• Exercise objective:
The result should be every line in the material below containing the string "JSON".
===============
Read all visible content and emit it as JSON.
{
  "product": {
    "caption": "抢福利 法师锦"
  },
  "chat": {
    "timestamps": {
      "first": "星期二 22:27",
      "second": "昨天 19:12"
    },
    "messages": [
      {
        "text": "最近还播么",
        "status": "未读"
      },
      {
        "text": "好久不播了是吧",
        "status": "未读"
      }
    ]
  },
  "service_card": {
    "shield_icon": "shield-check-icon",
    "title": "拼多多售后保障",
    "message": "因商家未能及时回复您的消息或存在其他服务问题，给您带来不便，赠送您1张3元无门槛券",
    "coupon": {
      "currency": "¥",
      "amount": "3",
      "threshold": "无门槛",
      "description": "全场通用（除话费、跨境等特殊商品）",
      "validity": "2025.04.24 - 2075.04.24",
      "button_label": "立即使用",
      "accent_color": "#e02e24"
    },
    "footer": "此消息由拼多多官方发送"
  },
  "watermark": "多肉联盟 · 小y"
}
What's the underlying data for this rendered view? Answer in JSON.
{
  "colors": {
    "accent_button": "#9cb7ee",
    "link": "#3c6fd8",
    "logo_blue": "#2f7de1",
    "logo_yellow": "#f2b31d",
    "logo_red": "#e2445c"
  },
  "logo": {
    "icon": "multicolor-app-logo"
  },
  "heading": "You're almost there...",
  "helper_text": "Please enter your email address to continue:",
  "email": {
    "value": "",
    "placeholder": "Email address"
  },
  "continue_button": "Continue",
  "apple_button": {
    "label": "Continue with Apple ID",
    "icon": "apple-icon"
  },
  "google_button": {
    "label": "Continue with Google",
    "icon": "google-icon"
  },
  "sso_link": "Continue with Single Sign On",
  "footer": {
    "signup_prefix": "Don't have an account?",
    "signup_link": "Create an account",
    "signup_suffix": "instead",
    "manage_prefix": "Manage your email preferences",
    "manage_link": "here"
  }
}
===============
• Response to the exercise:
Read all visible content and emit it as JSON.
What's the underlying data for this rendered view? Answer in JSON.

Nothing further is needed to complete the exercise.